There are over 1.2 billion young persons in the world today. It is estimated that youth make up 18 percent of the global population and 25 percent of the total working age population. About 90 per cent of young people are born in developing countries, where around half of the total population lives in rural areas. The highest average annual population growth over the last ten years was registered in Sub-Saharan Africa (2.5 per cent), the Middle East (2.2 per cent), North Africa (1.7 per cent) and South Asia (1.7 per cent). The growth of youth population is projected to reach its peak in 2035.

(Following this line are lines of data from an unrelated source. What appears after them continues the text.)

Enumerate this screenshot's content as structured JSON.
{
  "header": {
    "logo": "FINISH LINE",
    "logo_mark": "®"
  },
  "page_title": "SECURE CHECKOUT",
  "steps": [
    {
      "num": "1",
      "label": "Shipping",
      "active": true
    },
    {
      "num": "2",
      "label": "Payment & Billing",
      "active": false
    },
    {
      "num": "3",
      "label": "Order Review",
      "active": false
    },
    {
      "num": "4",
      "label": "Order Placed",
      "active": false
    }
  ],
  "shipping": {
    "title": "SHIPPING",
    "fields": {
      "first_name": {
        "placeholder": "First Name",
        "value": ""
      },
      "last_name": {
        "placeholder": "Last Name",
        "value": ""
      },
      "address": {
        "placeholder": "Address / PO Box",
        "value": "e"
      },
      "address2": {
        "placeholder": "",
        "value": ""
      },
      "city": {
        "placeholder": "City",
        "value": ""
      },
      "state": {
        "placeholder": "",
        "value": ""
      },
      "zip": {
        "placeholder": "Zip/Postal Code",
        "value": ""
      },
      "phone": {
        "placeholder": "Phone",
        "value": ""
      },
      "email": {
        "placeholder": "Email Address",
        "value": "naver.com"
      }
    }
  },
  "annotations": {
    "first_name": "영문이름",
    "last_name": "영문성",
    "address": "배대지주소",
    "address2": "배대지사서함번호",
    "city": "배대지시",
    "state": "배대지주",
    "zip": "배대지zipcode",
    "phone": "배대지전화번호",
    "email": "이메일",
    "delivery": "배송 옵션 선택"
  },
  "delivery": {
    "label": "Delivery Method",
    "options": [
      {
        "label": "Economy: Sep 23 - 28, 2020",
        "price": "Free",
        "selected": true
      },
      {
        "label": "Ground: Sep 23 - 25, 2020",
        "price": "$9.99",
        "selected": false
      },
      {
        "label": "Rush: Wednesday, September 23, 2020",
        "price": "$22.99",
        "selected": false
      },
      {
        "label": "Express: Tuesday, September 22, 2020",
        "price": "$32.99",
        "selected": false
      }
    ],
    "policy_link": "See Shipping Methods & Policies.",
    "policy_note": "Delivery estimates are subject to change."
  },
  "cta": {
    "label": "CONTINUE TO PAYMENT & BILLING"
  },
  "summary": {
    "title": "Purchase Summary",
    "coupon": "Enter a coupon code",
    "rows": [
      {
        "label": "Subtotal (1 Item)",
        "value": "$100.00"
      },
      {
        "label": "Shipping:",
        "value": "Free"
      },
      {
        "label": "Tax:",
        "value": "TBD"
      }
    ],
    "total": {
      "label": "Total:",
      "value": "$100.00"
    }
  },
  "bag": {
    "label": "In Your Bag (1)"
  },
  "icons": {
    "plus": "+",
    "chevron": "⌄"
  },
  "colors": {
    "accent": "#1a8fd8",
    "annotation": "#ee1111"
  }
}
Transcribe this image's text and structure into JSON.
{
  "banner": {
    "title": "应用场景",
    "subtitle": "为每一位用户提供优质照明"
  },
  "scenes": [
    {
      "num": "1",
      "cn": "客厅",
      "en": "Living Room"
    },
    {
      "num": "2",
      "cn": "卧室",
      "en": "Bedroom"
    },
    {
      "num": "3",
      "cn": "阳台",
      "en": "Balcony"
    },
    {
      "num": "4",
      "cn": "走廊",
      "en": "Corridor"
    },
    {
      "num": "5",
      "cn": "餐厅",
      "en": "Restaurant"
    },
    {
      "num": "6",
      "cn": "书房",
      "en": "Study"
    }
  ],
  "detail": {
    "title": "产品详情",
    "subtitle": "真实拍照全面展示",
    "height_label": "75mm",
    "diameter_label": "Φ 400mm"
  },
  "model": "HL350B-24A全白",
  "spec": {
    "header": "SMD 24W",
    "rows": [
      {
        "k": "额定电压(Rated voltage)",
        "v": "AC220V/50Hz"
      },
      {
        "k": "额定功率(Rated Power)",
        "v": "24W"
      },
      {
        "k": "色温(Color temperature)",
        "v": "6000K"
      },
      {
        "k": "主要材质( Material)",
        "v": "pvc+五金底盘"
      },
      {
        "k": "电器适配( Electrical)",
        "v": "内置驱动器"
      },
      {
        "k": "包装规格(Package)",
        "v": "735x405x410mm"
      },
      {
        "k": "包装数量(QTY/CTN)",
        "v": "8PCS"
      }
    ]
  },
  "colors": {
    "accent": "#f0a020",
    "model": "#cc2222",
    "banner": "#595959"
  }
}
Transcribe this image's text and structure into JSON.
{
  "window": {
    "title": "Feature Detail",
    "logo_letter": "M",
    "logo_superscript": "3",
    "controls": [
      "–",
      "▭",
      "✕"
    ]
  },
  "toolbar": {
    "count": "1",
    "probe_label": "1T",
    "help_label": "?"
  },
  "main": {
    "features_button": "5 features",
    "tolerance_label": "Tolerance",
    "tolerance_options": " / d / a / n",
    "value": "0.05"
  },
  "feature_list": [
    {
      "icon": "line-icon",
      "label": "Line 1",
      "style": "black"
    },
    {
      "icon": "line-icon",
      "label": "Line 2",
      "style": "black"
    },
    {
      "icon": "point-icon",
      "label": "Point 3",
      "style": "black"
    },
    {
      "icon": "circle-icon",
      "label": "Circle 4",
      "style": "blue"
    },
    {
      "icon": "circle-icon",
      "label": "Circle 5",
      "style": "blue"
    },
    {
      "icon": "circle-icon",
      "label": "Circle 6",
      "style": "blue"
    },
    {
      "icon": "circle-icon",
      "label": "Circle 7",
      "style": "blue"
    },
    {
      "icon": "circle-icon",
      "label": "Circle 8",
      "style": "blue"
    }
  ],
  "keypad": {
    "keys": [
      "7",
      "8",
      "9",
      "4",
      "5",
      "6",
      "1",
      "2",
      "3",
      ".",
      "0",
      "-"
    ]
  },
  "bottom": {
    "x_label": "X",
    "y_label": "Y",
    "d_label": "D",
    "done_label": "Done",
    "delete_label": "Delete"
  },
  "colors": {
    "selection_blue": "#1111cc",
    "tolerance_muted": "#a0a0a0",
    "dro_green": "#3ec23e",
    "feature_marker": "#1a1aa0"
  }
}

Of the world’s estimated 211 million unemployed people in 2009, nearly 40 per cent – or about 81 million – were between 15 to 24 years old, (ILO Global Employment Trends, January 2010). The youth unemployment rate rose drastically during the recent global economic crisis – more sharply than ever before – from 11.9 to 13.0 per cent. Unemployment is more widespread among young people living in urban areas. Unemployment is a less-affordable option for people living in rural areas, where most young workers have to accept any job in order to survive. In addition, an estimated 400 million youth worldwide – or about one third of all youth aged 15 to 24 – suffer from a deficit of decent work opportunities (Decent employment for youth is targeted in the Millennium Development Goals, Goal 1, target 1.B). The vast majority of jobs available to youth are low paid, insecure, and with few benefits or prospects for advancement.
Some 152 million young people, even if they have a job, live in households that earn less than the equivalent of USD1.25 per day (ILO Global Employment Trends for Youth, August 2010). Furthermore, in some countries there is an increase in worker discouragement among youth per capita that has led some young people to give up the job search.
In Sub-Saharan Africa and South Asia, up to 70 per cent of youth live in rural areas and half of the young labour force works in agriculture (IFAD, 2007). Although employment in agriculture declined during the decade 1998 – 2008, it still remains the main source of employment for more than half of people working in East Asia, South-East Asia and the Pacific, South Asia and Sub-Saharan Africa.
Lack of investments, to improve decent work prospects for young people in rural areas, often results in lower living standards and de-population of rural areas. The scarce availability of decent work and decent living opportunities and the little hope of a better future are the main factors pushing youth to migrate from rural to urban areas or abroad. Often, youth migration to urban areas leads to unemployment, poverty and alienation and, in some cases, to anti-social behaviours or exploitation.